In the entries below, some lines contain "title"; work out how many and answer with the figure only.

- _Source records_
-- Opening Marker --
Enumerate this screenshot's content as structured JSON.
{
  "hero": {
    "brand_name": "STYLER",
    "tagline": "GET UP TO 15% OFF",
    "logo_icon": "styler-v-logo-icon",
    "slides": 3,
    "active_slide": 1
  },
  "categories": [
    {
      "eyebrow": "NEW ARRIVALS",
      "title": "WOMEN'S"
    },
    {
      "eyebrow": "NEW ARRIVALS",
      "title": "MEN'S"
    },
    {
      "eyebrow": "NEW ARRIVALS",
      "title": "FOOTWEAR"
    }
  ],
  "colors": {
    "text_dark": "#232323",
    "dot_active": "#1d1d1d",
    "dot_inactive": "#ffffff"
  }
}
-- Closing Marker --
- _Answer for this exercise_
3